Where do you start when you want to build an awesome life? What’s the first thing you should do? What’s the key to building a solid launch pad? I could argue a number of different starting points, but one in particular sticks out as crucial to me. One thing in particular is the linchpin of your future.
Money. It’s simple. It’s measurable. And whether you like it or not, money touches every aspect of your life. Manage it poorly and you’ll be a slave to it (or lack of it). Learn to manage it wisely and it will take you anywhere you desire.
And as you start to look around you’ll notice that people who are good at managing money are also good at managing their lives. It’s not a coincidence.
So how do you make the most of your money? One simple philosophy: live debt-free*.
How It Changes Your Life
The only way I really know how to talk about the importance of living debt-free is from my own experience. So here are a few of the most awesome things I’ve experienced on the debt-free side of the hill (everything but the house, coming up on 4 years now).
I always wanted to work for a startup. I don’t mean a glamorous venture-backed “startup” flush with cash. I mean an in the trenches bootstrapped startup on the ground floor. To be part of something from the very beginning is quite an adventure!
With no payments and ten to twenty grand in the bank for emergencies, I felt free to try out the roller coaster that is a seed stage startup.
Could it fail? You bet! That’s the fun and adventurous part! But with such a strong financial position I knew a failure wouldn’t be fatal for my young marriage.
I got to live one of dreams without bringing along a lot of extra stress! How cool is that?!
Perhaps the greatest benefit of getting your finances in shape is the positive effect it will have on your marriage.
I think Larry Burkette teaches it best. He says that when you agree on your spending, you agree on your future, your hopes, dreams, goals, and everything else. Getting (and staying) out of debt will require you to work together and make some life decisions. Together.
And as you establish your emergency fund you’ll multiply the positive benefits on your marriage.
Because now that you’ve got no payments and three to six months of expenses in the bank the world is a much nicer place. You’ve been released from worrying if the transmission might go out or if your kid breaks his arm.

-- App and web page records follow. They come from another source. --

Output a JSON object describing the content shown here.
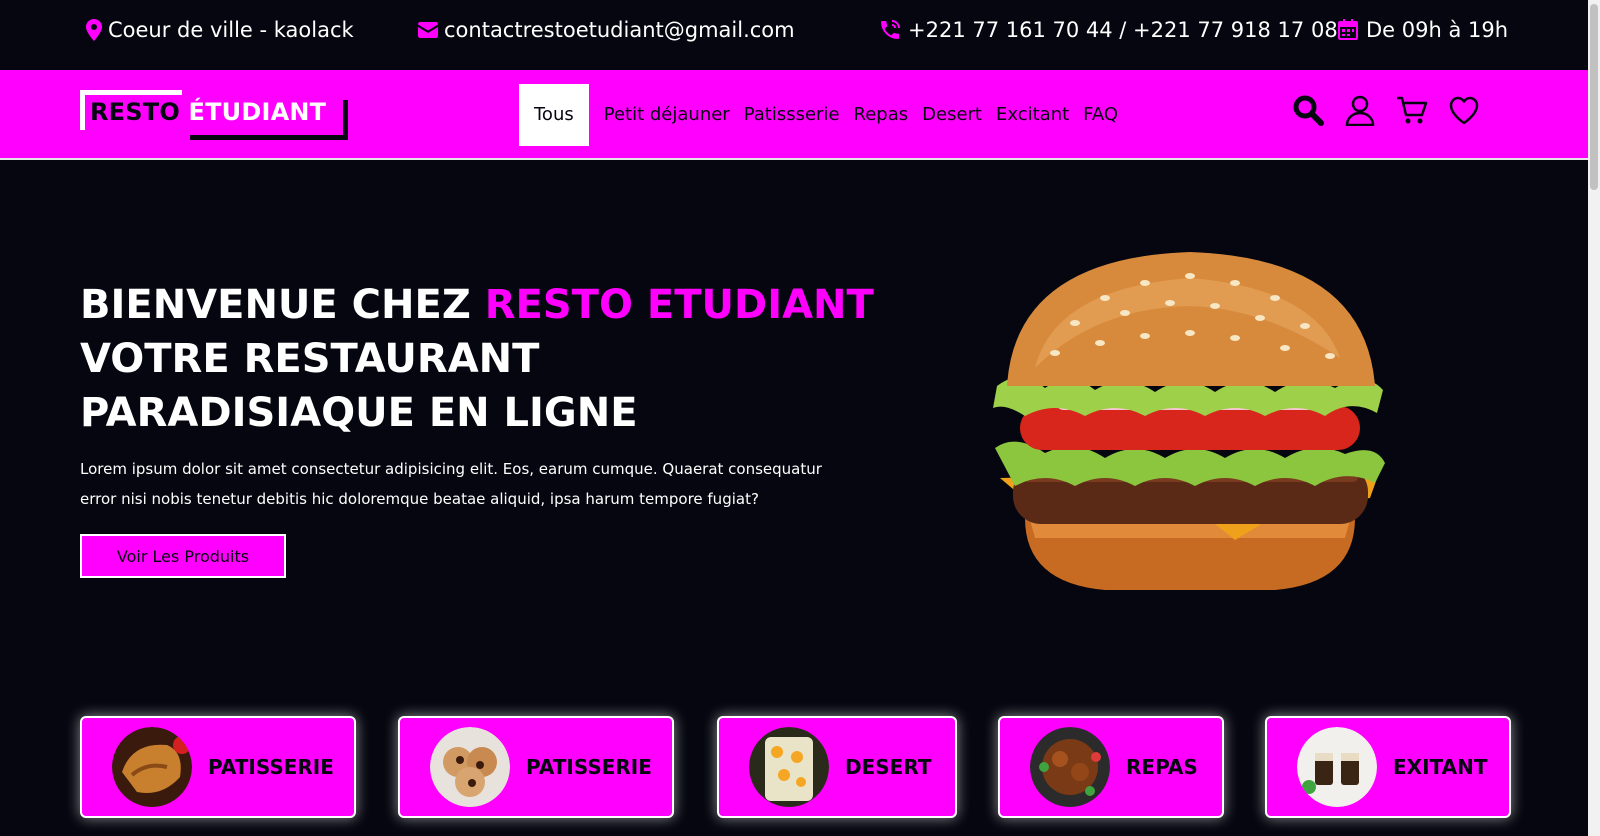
{
  "topbar": {
    "location": "Coeur de ville - kaolack",
    "email": "contactrestoetudiant@gmail.com",
    "phone": "+221 77 161 70 44 / +221 77 918 17 08",
    "hours": "De 09h à 19h",
    "icons": [
      "location-pin-icon",
      "envelope-icon",
      "phone-icon",
      "calendar-icon"
    ]
  },
  "logo": {
    "part1": "RESTO",
    "part2": "ÉTUDIANT"
  },
  "menu": {
    "items": [
      "Tous",
      "Petit déjauner",
      "Patissserie",
      "Repas",
      "Desert",
      "Excitant",
      "FAQ"
    ],
    "active": "Tous"
  },
  "nav_icons": [
    "search-icon",
    "user-icon",
    "cart-icon",
    "heart-icon"
  ],
  "hero": {
    "title_part1": "BIENVENUE CHEZ ",
    "title_highlight": "RESTO ETUDIANT",
    "title_part2": " VOTRE RESTAURANT PARADISIAQUE EN LIGNE",
    "description": "Lorem ipsum dolor sit amet consectetur adipisicing elit. Eos, earum cumque. Quaerat consequatur error nisi nobis tenetur debitis hic doloremque beatae aliquid, ipsa harum tempore fugiat?",
    "button": "Voir Les Produits"
  },
  "categories": [
    {
      "label": "PATISSERIE"
    },
    {
      "label": "PATISSERIE"
    },
    {
      "label": "DESERT"
    },
    {
      "label": "REPAS"
    },
    {
      "label": "EXITANT"
    }
  ],
  "colors": {
    "accent": "#ff00ff",
    "background": "#05060f",
    "white": "#ffffff"
  }
}
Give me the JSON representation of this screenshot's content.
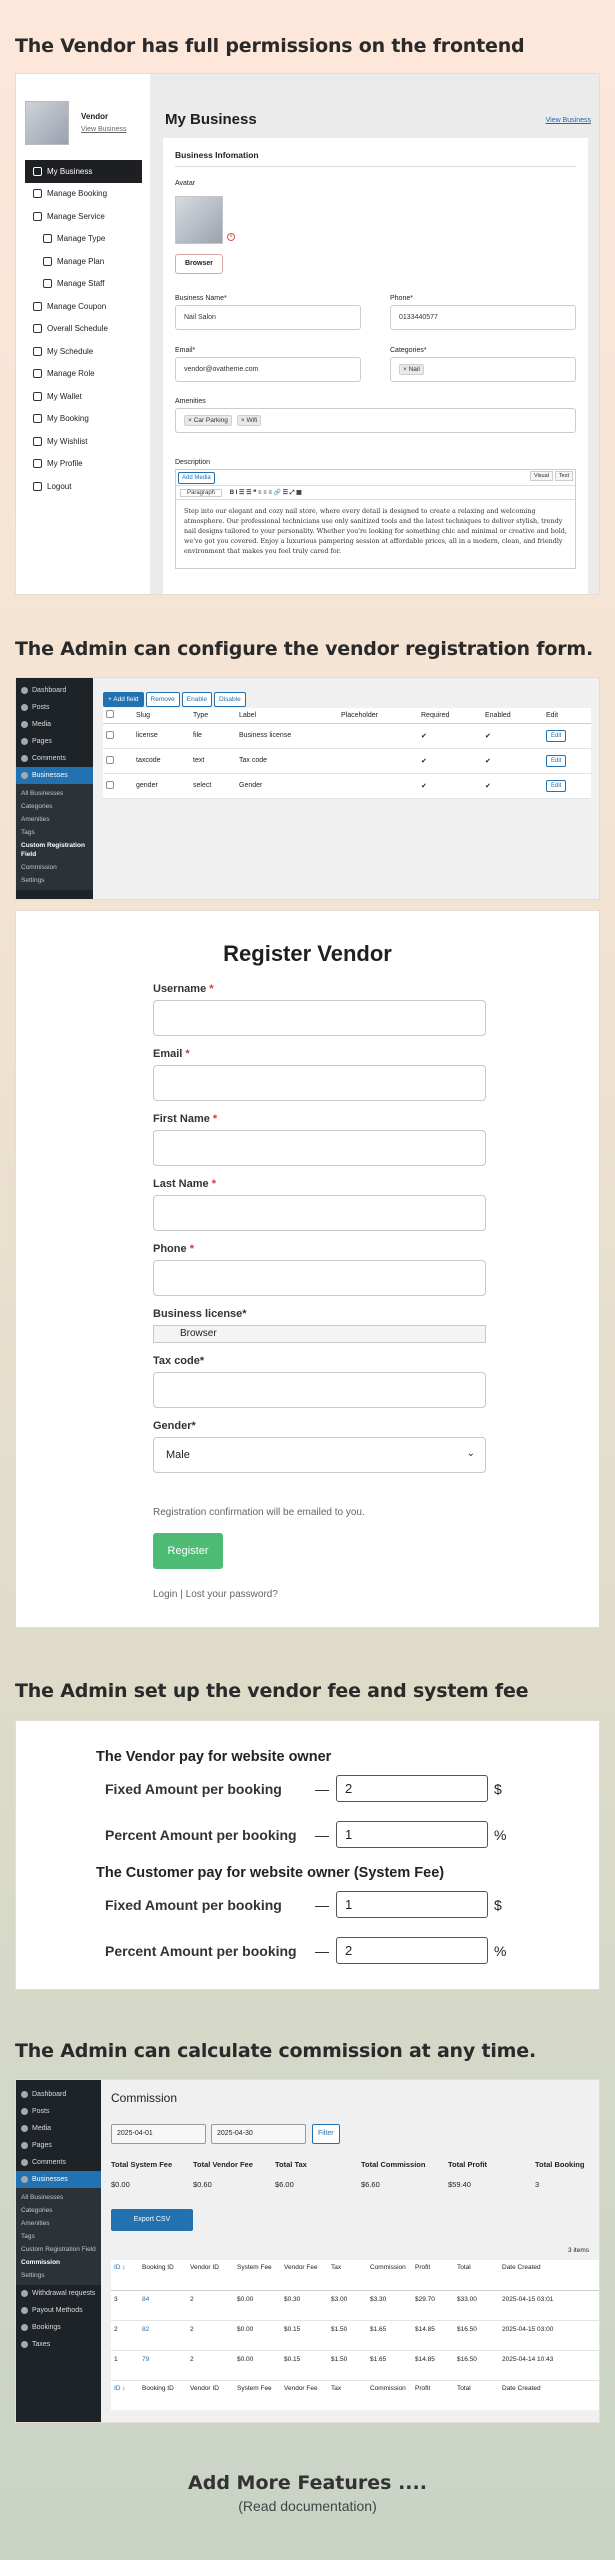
{
  "headings": {
    "s1": "The Vendor has full permissions on the frontend",
    "s2": "The Admin can configure the vendor registration form.",
    "s4": "The Admin set up the vendor fee and system fee",
    "s5": "The Admin can calculate commission at any time."
  },
  "vendor_panel": {
    "name": "Vendor",
    "view_business": "View Business",
    "menu": [
      {
        "label": "My Business",
        "icon": "home-icon",
        "sub": false,
        "active": true
      },
      {
        "label": "Manage Booking",
        "icon": "calendar-icon",
        "sub": false
      },
      {
        "label": "Manage Service",
        "icon": "grid-icon",
        "sub": false
      },
      {
        "label": "Manage Type",
        "icon": "folder-icon",
        "sub": true
      },
      {
        "label": "Manage Plan",
        "icon": "folder-icon",
        "sub": true
      },
      {
        "label": "Manage Staff",
        "icon": "people-icon",
        "sub": true
      },
      {
        "label": "Manage Coupon",
        "icon": "coupon-icon",
        "sub": false
      },
      {
        "label": "Overall Schedule",
        "icon": "schedule-icon",
        "sub": false
      },
      {
        "label": "My Schedule",
        "icon": "calendar-icon",
        "sub": false
      },
      {
        "label": "Manage Role",
        "icon": "key-icon",
        "sub": false
      },
      {
        "label": "My Wallet",
        "icon": "wallet-icon",
        "sub": false
      },
      {
        "label": "My Booking",
        "icon": "booking-icon",
        "sub": false
      },
      {
        "label": "My Wishlist",
        "icon": "heart-icon",
        "sub": false
      },
      {
        "label": "My Profile",
        "icon": "user-icon",
        "sub": false
      },
      {
        "label": "Logout",
        "icon": "logout-icon",
        "sub": false
      }
    ],
    "title": "My Business",
    "view_business_link": "View Business",
    "section_title": "Business Infomation",
    "avatar_label": "Avatar",
    "browser_btn": "Browser",
    "business_name_label": "Business Name*",
    "business_name_value": "Nail Salon",
    "phone_label": "Phone*",
    "phone_value": "0133440577",
    "email_label": "Email*",
    "email_value": "vendor@ovatheme.com",
    "categories_label": "Categories*",
    "category_tag": "× Nail",
    "amenities_label": "Amenities",
    "amenity_tags": [
      "× Car Parking",
      "× Wifi"
    ],
    "description_label": "Description",
    "add_media": "Add Media",
    "visual": "Visual",
    "text": "Text",
    "paragraph": "Paragraph",
    "toolbar": "B  I  ☰  ☰  ❝  ≡  ≡  ≡  🔗  ☰  ⤢  ▦",
    "description": "Step into our elegant and cozy nail store, where every detail is designed to create a relaxing and welcoming atmosphere. Our professional technicians use only sanitized tools and the latest techniques to deliver stylish, trendy nail designs tailored to your personality. Whether you're looking for something chic and minimal or creative and bold, we've got you covered. Enjoy a luxurious pampering session at affordable prices, all in a modern, clean, and friendly environment that makes you feel truly cared for."
  },
  "admin_menu": [
    "Dashboard",
    "Posts",
    "Media",
    "Pages",
    "Comments",
    "Businesses"
  ],
  "admin_sub": [
    "All Businesses",
    "Categories",
    "Amenities",
    "Tags",
    "Custom Registration Field",
    "Commission",
    "Settings"
  ],
  "reg_fields": {
    "buttons": [
      "+ Add field",
      "Remove",
      "Enable",
      "Disable"
    ],
    "columns": [
      "Slug",
      "Type",
      "Label",
      "Placeholder",
      "Required",
      "Enabled",
      "Edit"
    ],
    "rows": [
      {
        "slug": "license",
        "type": "file",
        "label": "Business license",
        "placeholder": "",
        "required": "✔",
        "enabled": "✔",
        "edit": "Edit"
      },
      {
        "slug": "taxcode",
        "type": "text",
        "label": "Tax code",
        "placeholder": "",
        "required": "✔",
        "enabled": "✔",
        "edit": "Edit"
      },
      {
        "slug": "gender",
        "type": "select",
        "label": "Gender",
        "placeholder": "",
        "required": "✔",
        "enabled": "✔",
        "edit": "Edit"
      }
    ]
  },
  "register": {
    "title": "Register Vendor",
    "username": "Username",
    "email": "Email",
    "first_name": "First Name",
    "last_name": "Last Name",
    "phone": "Phone",
    "star": "*",
    "license": "Business license*",
    "browser": "Browser",
    "tax": "Tax code*",
    "gender": "Gender*",
    "gender_value": "Male",
    "note": "Registration confirmation will be emailed to you.",
    "button": "Register",
    "login": "Login",
    "sep": "|",
    "lost": "Lost your password?"
  },
  "fees": {
    "vendor_title": "The Vendor pay for website owner",
    "customer_title": "The Customer pay for website owner (System Fee)",
    "fixed_label": "Fixed Amount per booking",
    "percent_label": "Percent Amount per booking",
    "dash": "—",
    "vendor_fixed": "2",
    "vendor_percent": "1",
    "customer_fixed": "1",
    "customer_percent": "2",
    "currency": "$",
    "percent": "%"
  },
  "commission": {
    "menu": [
      "Dashboard",
      "Posts",
      "Media",
      "Pages",
      "Comments",
      "Businesses"
    ],
    "sub": [
      "All Businesses",
      "Categories",
      "Amenities",
      "Tags",
      "Custom Registration Field",
      "Commission",
      "Settings"
    ],
    "menu2": [
      "Withdrawal requests",
      "Payout Methods",
      "Bookings",
      "Taxes"
    ],
    "title": "Commission",
    "date_from": "2025-04-01",
    "date_to": "2025-04-30",
    "filter": "Filter",
    "totals": [
      {
        "label": "Total System Fee",
        "value": "$0.00"
      },
      {
        "label": "Total Vendor Fee",
        "value": "$0.60"
      },
      {
        "label": "Total Tax",
        "value": "$6.00"
      },
      {
        "label": "Total Commission",
        "value": "$6.60"
      },
      {
        "label": "Total Profit",
        "value": "$59.40"
      },
      {
        "label": "Total Booking",
        "value": "3"
      }
    ],
    "export": "Export CSV",
    "items": "3 items",
    "columns": [
      "ID ↕",
      "Booking ID",
      "Vendor ID",
      "System Fee",
      "Vendor Fee",
      "Tax",
      "Commission",
      "Profit",
      "Total",
      "Date Created"
    ],
    "rows": [
      [
        "3",
        "84",
        "2",
        "$0.00",
        "$0.30",
        "$3.00",
        "$3.30",
        "$29.70",
        "$33.00",
        "2025-04-15 03:01"
      ],
      [
        "2",
        "82",
        "2",
        "$0.00",
        "$0.15",
        "$1.50",
        "$1.65",
        "$14.85",
        "$16.50",
        "2025-04-15 03:00"
      ],
      [
        "1",
        "79",
        "2",
        "$0.00",
        "$0.15",
        "$1.50",
        "$1.65",
        "$14.85",
        "$16.50",
        "2025-04-14 10:43"
      ]
    ]
  },
  "footer": {
    "title": "Add More Features ....",
    "sub": "(Read documentation)"
  }
}
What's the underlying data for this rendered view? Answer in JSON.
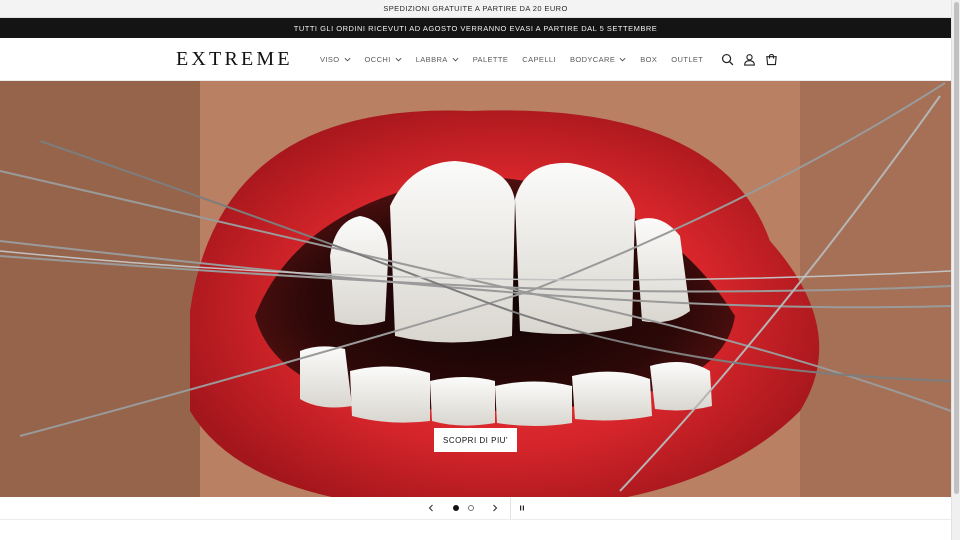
{
  "announcements": {
    "top": "SPEDIZIONI GRATUITE A PARTIRE DA 20 EURO",
    "secondary": "TUTTI GLI ORDINI RICEVUTI AD AGOSTO VERRANNO EVASI A PARTIRE DAL 5 SETTEMBRE"
  },
  "header": {
    "logo": "EXTREME",
    "nav": [
      {
        "label": "VISO",
        "has_dropdown": true
      },
      {
        "label": "OCCHI",
        "has_dropdown": true
      },
      {
        "label": "LABBRA",
        "has_dropdown": true
      },
      {
        "label": "PALETTE",
        "has_dropdown": false
      },
      {
        "label": "CAPELLI",
        "has_dropdown": false
      },
      {
        "label": "BODYCARE",
        "has_dropdown": true
      },
      {
        "label": "BOX",
        "has_dropdown": false
      },
      {
        "label": "OUTLET",
        "has_dropdown": false
      }
    ],
    "icons": [
      "search-icon",
      "account-icon",
      "cart-icon"
    ]
  },
  "hero": {
    "image": "close-up-red-lips-with-wires",
    "cta_label": "SCOPRI DI PIU'"
  },
  "slider": {
    "slide_count": 2,
    "active_slide": 1,
    "icons": [
      "chevron-left-icon",
      "chevron-right-icon",
      "pause-icon"
    ]
  },
  "colors": {
    "announcement_bar": "#141414",
    "lipstick_red": "#d7262b",
    "cta_bg": "#ffffff"
  }
}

What used to be stressful financial emergencies become minor inconveniences. Speed bumps.
It will change your life to reach this step. You won’t go back. Ever.
And a funny thing happens when you’ve got your money under control. You seem to find more of it.
I couldn’t tell you the scientific reasons behind this, but most people increase their salary as they progress through these steps. Maybe they’re more effective at work without worrying about money. Maybe they’re just lucky. But it happens over and over and over.
My wife and I used to laugh about the round about ways we were blessed with extra money when we took care of it.
Is Debt Free For You?
In a word, yes. Although I’ve heard every reason in the book that people keep it around, I’ve never heard a single person regret taking the plunge.
Will it be hard? Probably. Will it be worth it? Undoubtedly. And as Dave Ramsey always says, “If you don’t like being debt-free, you can go back.”
Like it or not, money plays a significant role in how far you can go. And when you’re in position to weather some storms and pounce on some opportunities you’re set up for success.
Great, but how?
I won’t get off in the weeds in this post about how to get out of debt, but I can tell you of all the ways to do it there is one that is head and shoulders above the rest. Dave Ramsey’s plan. If you do it, it will work.
And I don’t mean read it and understand it. I mean actually do it by the book. I’ve helped a lot of people with this stuff, and the only people that say it doesn’t work or that don’t make it are the ones that edit the plan to suit themselves.
*Debt Free Defined
There are two stages to becoming debt-free: 1) Pay off everything but the house. and 2) pay off the house! Why are they separated? Because paying off the house can take long enough that we do some other important steps in between (retirement investing and savings to name a couple). As long as your remaining mortgage is a fixed (preferably 15-year fixed), and you’ve paid off everything else – consider yourself debt-free!
You can hear more about my own debt-free story here.
So what do you think? How could being debt-free impact your life?
Contact me to chat about how you can take on this important journey!